** Exercise objective **
The answer must consist of every line below that holds the word "value".

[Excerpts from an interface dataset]
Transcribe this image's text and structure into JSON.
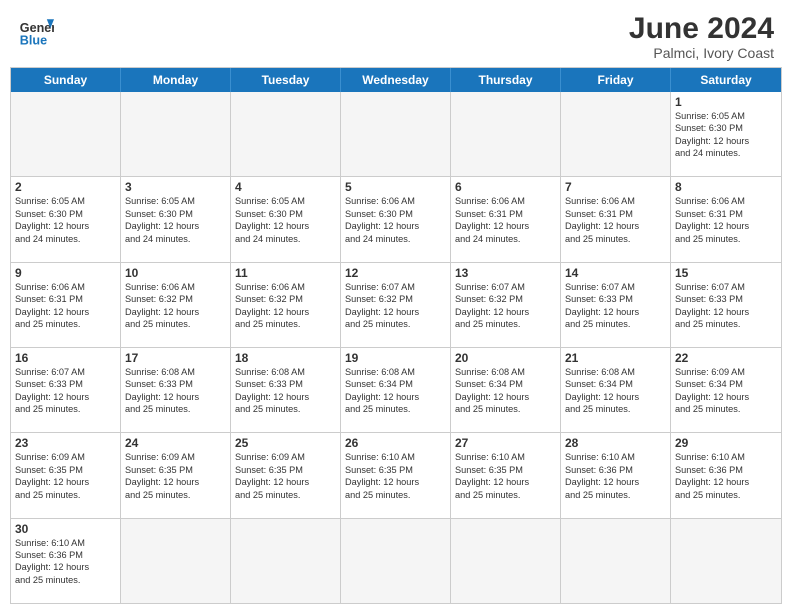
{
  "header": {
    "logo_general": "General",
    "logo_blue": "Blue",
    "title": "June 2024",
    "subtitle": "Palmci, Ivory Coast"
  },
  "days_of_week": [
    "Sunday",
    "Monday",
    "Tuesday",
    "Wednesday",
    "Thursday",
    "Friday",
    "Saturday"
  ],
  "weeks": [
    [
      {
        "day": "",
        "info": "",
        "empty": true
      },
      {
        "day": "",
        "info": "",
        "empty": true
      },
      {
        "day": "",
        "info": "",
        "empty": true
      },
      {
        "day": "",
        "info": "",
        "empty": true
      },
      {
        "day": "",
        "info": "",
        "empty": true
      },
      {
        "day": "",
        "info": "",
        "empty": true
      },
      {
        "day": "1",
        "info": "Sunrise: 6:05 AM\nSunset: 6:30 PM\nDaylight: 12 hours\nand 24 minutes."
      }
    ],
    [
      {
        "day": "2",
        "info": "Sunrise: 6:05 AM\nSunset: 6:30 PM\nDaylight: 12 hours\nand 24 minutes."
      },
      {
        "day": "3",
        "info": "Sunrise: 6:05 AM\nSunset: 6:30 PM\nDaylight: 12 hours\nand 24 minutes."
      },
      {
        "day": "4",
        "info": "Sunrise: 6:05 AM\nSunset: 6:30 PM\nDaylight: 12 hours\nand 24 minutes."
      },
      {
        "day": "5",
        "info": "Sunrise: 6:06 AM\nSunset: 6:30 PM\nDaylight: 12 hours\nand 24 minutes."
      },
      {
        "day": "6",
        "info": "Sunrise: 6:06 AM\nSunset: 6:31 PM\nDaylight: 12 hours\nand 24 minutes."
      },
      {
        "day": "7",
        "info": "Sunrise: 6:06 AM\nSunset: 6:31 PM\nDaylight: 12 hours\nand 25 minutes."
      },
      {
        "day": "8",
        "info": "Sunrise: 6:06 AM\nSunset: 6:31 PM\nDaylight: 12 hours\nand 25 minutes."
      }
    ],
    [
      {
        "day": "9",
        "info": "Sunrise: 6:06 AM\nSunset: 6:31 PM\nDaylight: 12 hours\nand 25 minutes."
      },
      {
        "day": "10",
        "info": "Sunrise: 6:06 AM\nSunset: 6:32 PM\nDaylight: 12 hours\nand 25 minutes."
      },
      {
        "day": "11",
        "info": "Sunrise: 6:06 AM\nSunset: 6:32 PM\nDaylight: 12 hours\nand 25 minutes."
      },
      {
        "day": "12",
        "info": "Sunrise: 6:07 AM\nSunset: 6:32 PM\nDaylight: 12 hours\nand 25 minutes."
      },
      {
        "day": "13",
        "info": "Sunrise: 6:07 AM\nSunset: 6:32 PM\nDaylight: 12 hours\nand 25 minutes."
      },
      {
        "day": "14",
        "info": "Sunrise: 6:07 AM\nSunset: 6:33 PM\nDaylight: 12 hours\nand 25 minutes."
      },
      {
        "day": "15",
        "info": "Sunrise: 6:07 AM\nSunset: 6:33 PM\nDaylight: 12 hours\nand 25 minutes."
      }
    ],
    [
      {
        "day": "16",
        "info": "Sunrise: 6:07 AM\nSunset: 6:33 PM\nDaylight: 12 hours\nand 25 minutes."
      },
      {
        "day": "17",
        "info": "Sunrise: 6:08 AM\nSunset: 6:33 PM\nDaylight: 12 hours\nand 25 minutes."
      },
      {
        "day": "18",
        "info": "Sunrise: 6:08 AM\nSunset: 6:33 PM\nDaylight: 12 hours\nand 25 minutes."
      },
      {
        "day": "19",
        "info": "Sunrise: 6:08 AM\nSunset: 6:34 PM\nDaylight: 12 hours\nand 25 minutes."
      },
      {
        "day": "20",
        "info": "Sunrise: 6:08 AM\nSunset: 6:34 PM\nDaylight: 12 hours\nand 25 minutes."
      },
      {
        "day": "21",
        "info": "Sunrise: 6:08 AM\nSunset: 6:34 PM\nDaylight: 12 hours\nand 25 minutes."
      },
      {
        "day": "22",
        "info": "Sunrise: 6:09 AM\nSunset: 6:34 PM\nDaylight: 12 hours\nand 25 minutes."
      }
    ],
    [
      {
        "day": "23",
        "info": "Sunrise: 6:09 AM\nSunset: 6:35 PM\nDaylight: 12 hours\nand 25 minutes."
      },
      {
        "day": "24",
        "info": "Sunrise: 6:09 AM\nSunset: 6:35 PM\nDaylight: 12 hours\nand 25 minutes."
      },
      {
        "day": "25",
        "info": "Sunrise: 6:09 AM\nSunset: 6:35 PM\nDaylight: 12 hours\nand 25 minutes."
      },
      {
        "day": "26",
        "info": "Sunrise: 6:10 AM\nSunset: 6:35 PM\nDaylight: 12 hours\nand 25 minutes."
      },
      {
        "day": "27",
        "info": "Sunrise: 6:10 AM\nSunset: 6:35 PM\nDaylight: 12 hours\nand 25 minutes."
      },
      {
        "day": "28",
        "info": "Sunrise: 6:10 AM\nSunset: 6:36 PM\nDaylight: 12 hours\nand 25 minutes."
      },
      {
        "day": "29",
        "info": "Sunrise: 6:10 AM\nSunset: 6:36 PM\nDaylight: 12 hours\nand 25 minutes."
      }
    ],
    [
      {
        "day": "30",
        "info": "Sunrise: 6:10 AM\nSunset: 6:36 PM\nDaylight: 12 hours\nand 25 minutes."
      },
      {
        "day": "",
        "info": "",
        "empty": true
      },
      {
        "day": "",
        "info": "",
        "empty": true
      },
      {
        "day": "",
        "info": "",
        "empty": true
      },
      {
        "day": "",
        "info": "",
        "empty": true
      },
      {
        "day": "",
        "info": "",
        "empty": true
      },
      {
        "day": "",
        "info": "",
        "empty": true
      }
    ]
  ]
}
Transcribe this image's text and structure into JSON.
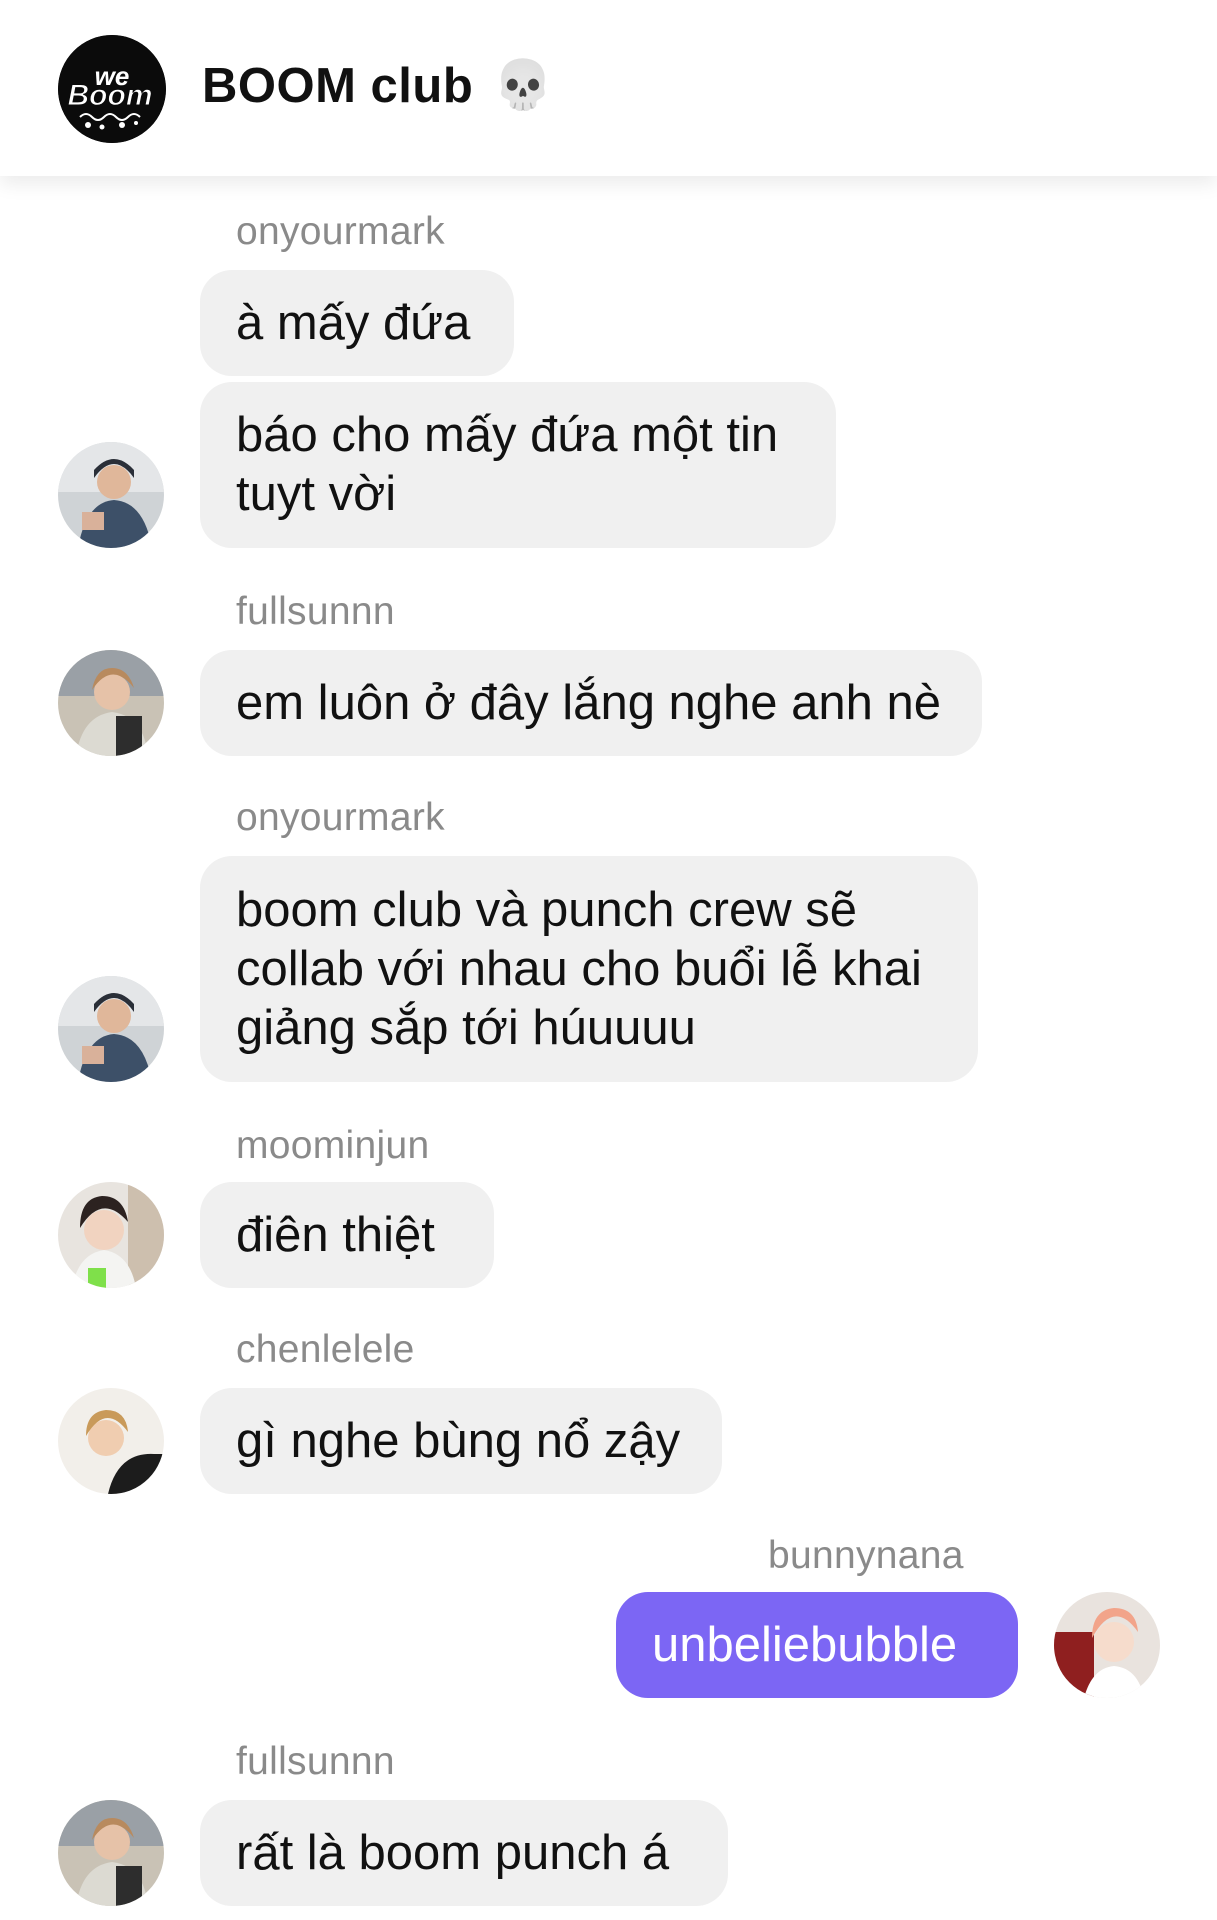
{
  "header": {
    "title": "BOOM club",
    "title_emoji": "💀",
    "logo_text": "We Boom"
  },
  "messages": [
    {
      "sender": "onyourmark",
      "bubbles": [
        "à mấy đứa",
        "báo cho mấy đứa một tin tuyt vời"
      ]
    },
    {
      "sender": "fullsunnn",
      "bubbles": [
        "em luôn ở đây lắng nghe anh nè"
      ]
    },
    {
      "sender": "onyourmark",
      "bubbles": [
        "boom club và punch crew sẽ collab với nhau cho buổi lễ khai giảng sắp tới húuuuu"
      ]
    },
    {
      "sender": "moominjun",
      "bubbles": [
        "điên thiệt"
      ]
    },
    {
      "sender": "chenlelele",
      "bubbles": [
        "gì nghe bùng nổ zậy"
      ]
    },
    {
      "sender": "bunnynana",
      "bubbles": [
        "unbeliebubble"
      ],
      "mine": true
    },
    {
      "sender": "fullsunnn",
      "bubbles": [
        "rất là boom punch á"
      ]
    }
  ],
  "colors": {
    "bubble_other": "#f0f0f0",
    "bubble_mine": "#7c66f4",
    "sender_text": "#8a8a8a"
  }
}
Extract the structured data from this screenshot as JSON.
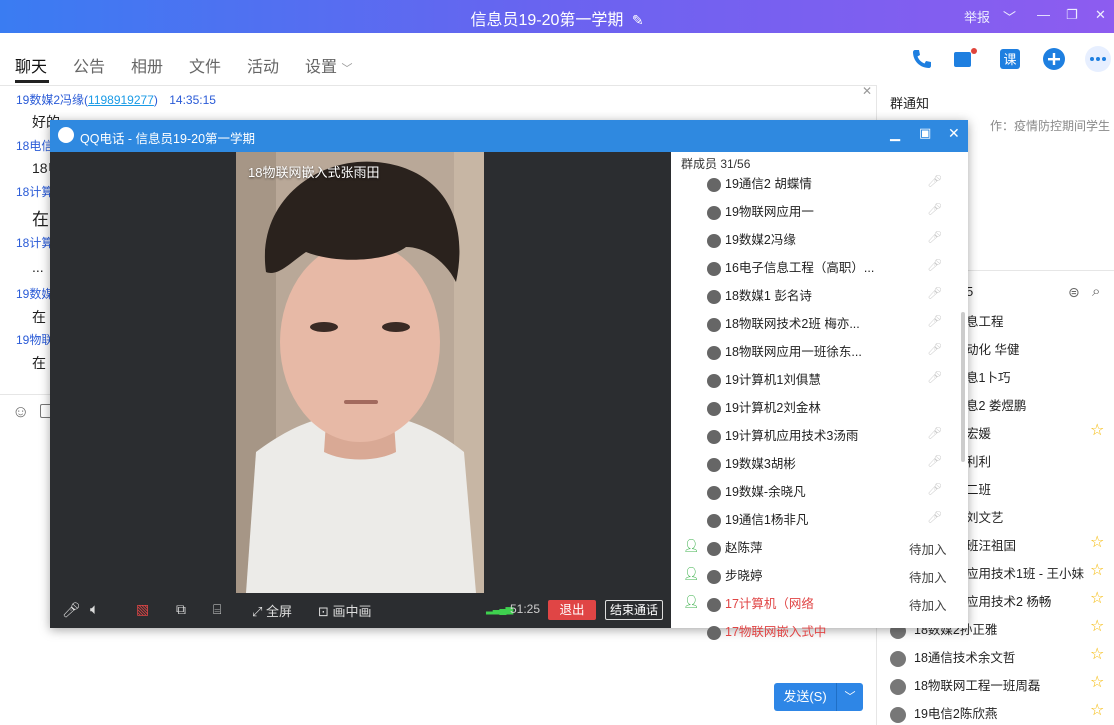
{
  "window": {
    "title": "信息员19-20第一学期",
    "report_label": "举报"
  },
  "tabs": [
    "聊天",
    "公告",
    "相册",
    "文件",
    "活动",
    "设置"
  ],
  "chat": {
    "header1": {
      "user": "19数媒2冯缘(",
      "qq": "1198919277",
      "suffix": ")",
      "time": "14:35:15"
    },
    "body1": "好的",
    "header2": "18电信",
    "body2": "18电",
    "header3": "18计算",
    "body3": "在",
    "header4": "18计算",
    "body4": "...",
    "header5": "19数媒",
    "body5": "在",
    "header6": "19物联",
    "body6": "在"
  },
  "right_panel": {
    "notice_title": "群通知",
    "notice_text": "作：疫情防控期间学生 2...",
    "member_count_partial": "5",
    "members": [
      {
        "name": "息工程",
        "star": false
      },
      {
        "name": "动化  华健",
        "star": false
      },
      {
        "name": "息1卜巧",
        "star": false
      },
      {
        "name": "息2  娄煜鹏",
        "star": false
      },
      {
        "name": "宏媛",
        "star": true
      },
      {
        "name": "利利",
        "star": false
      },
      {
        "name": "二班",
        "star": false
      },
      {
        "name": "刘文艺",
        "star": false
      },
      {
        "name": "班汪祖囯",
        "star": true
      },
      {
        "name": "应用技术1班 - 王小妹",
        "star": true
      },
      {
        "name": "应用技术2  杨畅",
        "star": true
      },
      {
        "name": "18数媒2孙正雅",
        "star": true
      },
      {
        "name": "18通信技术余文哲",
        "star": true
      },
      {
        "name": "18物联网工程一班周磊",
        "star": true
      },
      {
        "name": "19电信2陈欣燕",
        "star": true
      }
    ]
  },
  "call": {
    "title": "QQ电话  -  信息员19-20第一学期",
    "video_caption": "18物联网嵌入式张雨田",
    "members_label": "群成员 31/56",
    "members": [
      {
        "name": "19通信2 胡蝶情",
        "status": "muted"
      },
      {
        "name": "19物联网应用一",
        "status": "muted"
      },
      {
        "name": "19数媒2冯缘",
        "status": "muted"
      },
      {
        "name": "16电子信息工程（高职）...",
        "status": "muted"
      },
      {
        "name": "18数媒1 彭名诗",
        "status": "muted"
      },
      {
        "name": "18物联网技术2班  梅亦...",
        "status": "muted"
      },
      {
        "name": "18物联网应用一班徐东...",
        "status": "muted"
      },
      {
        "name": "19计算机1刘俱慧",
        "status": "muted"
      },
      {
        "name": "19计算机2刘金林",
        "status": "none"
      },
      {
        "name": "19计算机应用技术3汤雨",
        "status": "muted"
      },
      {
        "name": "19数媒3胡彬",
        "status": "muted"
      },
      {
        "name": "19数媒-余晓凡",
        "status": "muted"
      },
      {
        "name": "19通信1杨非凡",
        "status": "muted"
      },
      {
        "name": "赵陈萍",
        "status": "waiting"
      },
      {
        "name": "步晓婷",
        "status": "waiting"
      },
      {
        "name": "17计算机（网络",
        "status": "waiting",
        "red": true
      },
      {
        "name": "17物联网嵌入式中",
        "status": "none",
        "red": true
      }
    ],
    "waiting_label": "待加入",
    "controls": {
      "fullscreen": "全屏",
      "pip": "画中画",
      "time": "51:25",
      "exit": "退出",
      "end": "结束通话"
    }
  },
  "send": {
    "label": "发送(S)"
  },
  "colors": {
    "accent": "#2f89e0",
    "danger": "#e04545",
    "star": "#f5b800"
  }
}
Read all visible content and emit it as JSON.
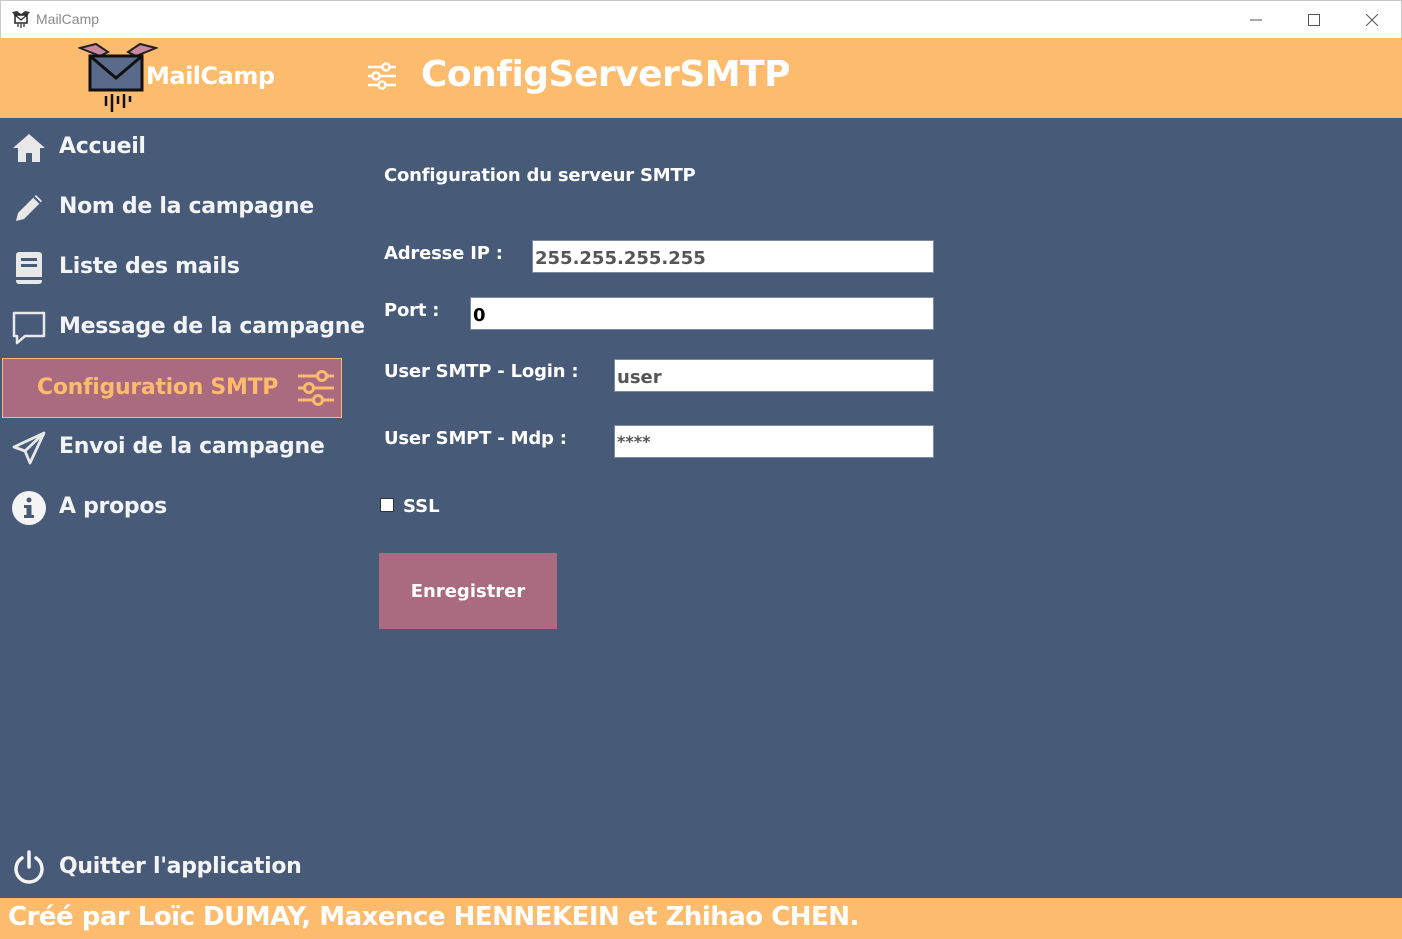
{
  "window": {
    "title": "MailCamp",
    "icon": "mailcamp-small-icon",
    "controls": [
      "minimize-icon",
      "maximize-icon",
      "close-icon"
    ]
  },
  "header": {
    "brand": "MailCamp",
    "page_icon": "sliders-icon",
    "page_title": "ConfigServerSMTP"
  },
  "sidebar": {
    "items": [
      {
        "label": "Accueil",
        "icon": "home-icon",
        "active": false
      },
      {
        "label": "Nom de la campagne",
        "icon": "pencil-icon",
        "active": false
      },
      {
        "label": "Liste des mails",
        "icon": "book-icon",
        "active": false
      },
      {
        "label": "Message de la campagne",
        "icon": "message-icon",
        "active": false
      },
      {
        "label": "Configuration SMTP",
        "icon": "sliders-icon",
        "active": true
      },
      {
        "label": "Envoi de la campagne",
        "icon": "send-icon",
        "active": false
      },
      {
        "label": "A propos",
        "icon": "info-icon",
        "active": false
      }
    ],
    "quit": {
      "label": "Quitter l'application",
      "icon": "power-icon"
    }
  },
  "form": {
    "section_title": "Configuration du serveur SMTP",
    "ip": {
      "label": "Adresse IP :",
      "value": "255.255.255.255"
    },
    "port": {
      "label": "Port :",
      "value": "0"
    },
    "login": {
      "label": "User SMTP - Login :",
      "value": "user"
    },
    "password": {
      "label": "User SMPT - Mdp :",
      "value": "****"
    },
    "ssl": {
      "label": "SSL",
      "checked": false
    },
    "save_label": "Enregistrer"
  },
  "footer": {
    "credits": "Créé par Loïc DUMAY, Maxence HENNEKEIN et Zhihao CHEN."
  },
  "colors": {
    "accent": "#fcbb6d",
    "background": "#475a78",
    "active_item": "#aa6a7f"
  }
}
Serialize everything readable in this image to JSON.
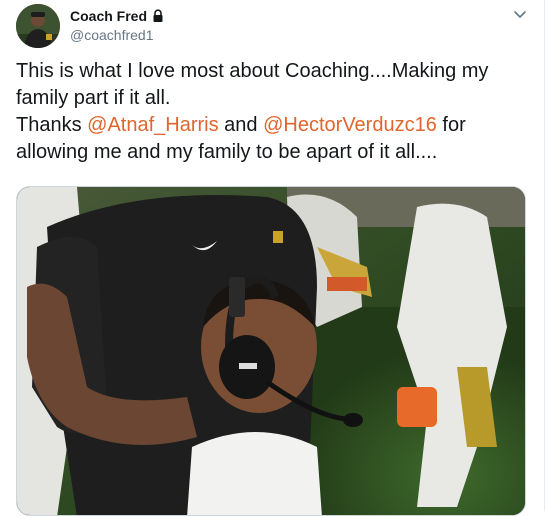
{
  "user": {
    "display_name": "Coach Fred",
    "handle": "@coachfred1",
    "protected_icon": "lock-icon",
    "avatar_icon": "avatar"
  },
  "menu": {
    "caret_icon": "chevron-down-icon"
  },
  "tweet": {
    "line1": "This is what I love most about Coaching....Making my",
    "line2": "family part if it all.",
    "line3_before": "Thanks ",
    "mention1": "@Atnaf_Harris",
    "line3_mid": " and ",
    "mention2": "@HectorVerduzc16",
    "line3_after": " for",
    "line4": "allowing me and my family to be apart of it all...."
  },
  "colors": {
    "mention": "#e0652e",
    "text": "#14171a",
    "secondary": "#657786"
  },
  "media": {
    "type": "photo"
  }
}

** Task response **
      "value": "255.255.255.255"
      "value": "0"
      "value": "user"
      "value": "****"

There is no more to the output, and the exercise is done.